In Parkland, students quickly mobilized an international NeverAgain campaign, organized gun-control demonstrations including one of the largest in American history, persuaded scores of major corporations to sever ties with the National Rifle Association and staged aggressive lobbying campaigns that led to passage of the first major firearms restrictions in the Sunshine State in decades.
Similarly, in Minnesota, students from high schools in Minneapolis and St. Paul successfully channeled their demonstrations and appeals for sensible gun reform into a bill in the state Legislature calling for much more stringent background checks for gun purchases in the North Star State.
Here in the Mahoning Valley, several students from Canfield High School similarly are leading the charge to work within the system to effect positive social change for all. We commend their conscientious and responsible efforts.
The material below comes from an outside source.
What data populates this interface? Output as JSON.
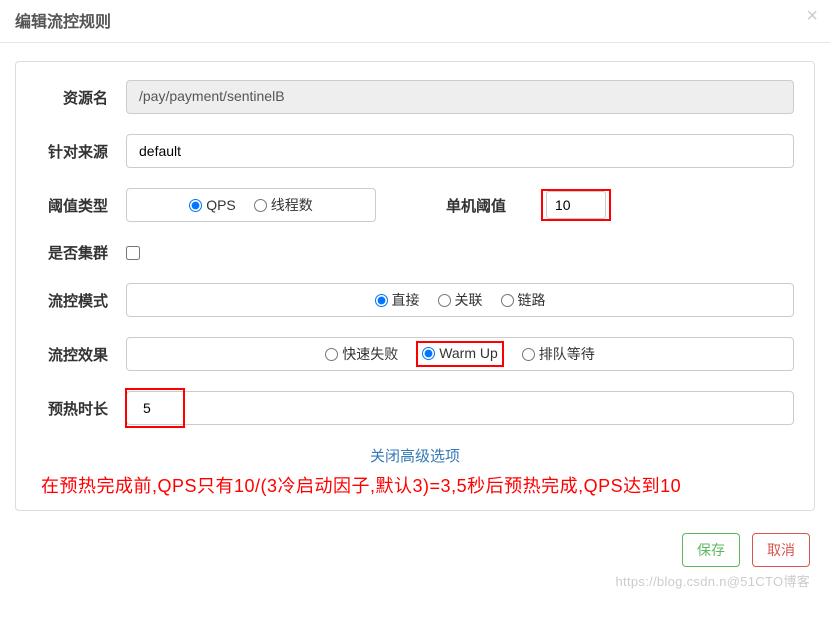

Those students led by Vincent Patierno and Melissa Dahman have drafted a bill for consideration in the Ohio General Assembly to make mental health a stronger priority in the state’s educational system.
“Our intent with drafting this proposal stemmed from the massacre in Parkland,” Patierno said.
But unlike many other proposals that grew out of the mass school shooting that seek tougher gun controls, the Canfield students’ legislation aims to highlight the impact of mental illness on violence in schools and elsewhere.
We concur with the students that the role of unstable mental health in triggering killing sprees too often has gotten short shrift in the larger debate over gun violence.
BILL’S NOTEWORTHY OBJECTIVES
Their bill, now in the hands of the Ohio Legislative Service Commission to be drafted into a formal bill, contains several promising objectives. They include:
Increasing strategies and learning techniques within the early stages of education in Ohio’s public schools to enable children to begin to understand their feelings and why they feel certain emotions.
Requiring mental-health screenings in all Ohio schools.
Increasing funding for mental-health services to ensure at least one mental-health professional is available for every 1,000 students in a school district.
Those clearly defined objectives are reasonable and address concrete needs. After all, research has shown that children who report high levels of exposure to violence whether as a witness or as a victim report high levels of depression, anxiety and anger. Sometimes those emotions, if left unchecked, can trigger anti-social and violent behaviors.
In addition, children can also become desensitized to violence to the point where they view it as an acceptable means to solve problems or settle scores. Others have suffered post traumatic stress disorder that brings with it a greater risk of suicide.
Clearly, the value of the primary mission of the bill – keeping students’ emotions in check – cannot be easily disputed.
Fortunately for the students, state lawmakers from the Mahoning Valley have taken notice of their efforts and plan to shepherd their bill through both the Ohio Senate and the Ohio House of Representatives enthusiastically.
State Sen. Joe Schiavoni of Boardman, D-33rd, said the bill “makes sense in so many different ways.” He also lauded the students for their dedication to this important public-health cause.
“They really impressed me, and they’re so passionate about what they’re doing,” Schiavoni, a Democratic candidate for Ohio governor, added.
State Rep. Michele Lepore-Hagan of Youngstown, D-58th, who plans to introduce the measure in the House, also was moved by the Valley students’ activism.
“It’s coming from our youth and the constituents saying we need this. It’s super inspiring that theirs will be the voices being heard from the halls of the Legislature.”
We join Lepore-Hagan and Schiavoni in commending the students’ front-lines civic leadership. They and their peers in the Never Again movement join the ranks of other student-led movements in history that have woven lasting and positive changes into the fabric of our democracy.